An American diplomat told reporters Monday that the new proposal was “real, substantive and serious,” adding, “We are trying to outline a pathway for sanctions relief. The president has been clear, if Iran keeps all its obligations...under the NPT and IAEA...there is absolutely a pathway for it to have peaceful nuclear power.”
The world powers are also offering the Iranians replacement parts for their fleet of civilian aircraft, most of which has been grounded due to poor maintenance, as well as help in improving security at its civilian nuclear installations.

As usual, the Iranians have flexed their muscles in the past week. They began large-scale military exercises and made declarations about discovering enormous uranium deposits that would end their reliance on external uranium suppliers for their nuclear program.

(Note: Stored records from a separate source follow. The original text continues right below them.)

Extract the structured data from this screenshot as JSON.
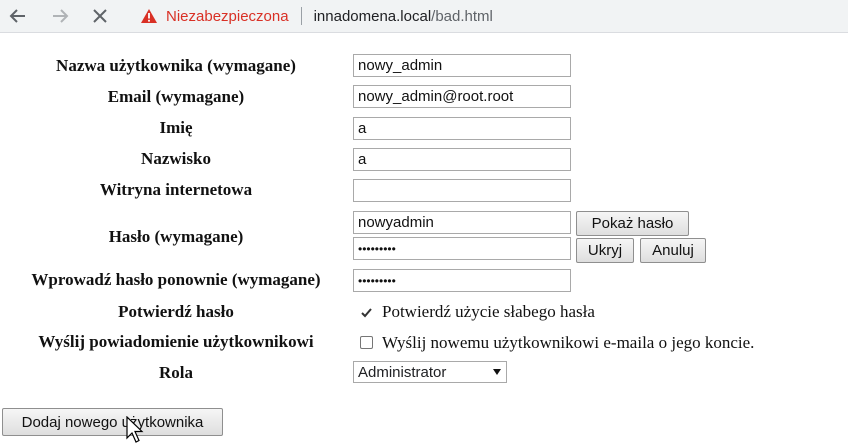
{
  "browser": {
    "security_label": "Niezabezpieczona",
    "url_host": "innadomena.local",
    "url_path": "/bad.html"
  },
  "form": {
    "username_label": "Nazwa użytkownika (wymagane)",
    "username_value": "nowy_admin",
    "email_label": "Email (wymagane)",
    "email_value": "nowy_admin@root.root",
    "firstname_label": "Imię",
    "firstname_value": "a",
    "lastname_label": "Nazwisko",
    "lastname_value": "a",
    "website_label": "Witryna internetowa",
    "website_value": "",
    "password_label": "Hasło (wymagane)",
    "password_plain_value": "nowyadmin",
    "password_masked_value": "•••••••••",
    "show_password_button": "Pokaż hasło",
    "hide_button": "Ukryj",
    "cancel_button": "Anuluj",
    "password_repeat_label": "Wprowadź hasło ponownie (wymagane)",
    "password_repeat_value": "•••••••••",
    "confirm_label": "Potwierdź hasło",
    "confirm_weak_text": "Potwierdź użycie słabego hasła",
    "confirm_weak_checked": true,
    "notify_label": "Wyślij powiadomienie użytkownikowi",
    "notify_text": "Wyślij nowemu użytkownikowi e-maila o jego koncie.",
    "notify_checked": false,
    "role_label": "Rola",
    "role_value": "Administrator",
    "submit_button": "Dodaj nowego użytkownika"
  }
}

The Iranians are expected to take a hardline position during the talks as well. They will demand that the West recognize their right to enrich uranium within their borders, ask for new sanctions to be avoided and for existing sanctions, specifically the EU’s oil embargo, to be lifted. The Iranians will also try to raise other issues, such as the Shiite minority in Bahrain and resolving the crisis in Syria, into the talks.

Jerusalem officials aren't concerned by the upgraded proposal the world powers are to present the Iranians. That's because it doesn’t dramatically ease the sanctions – and because they believe that the Iranians will reject it anyway. “We don’t think the Iranians intend to be flexible,” a high-ranking Israeli official said. “It’s hard to approach the talks in Almaty with optimism. We don’t think there’s going to be a breakthrough. Instead, the Iranians will just try to buy more and more time.”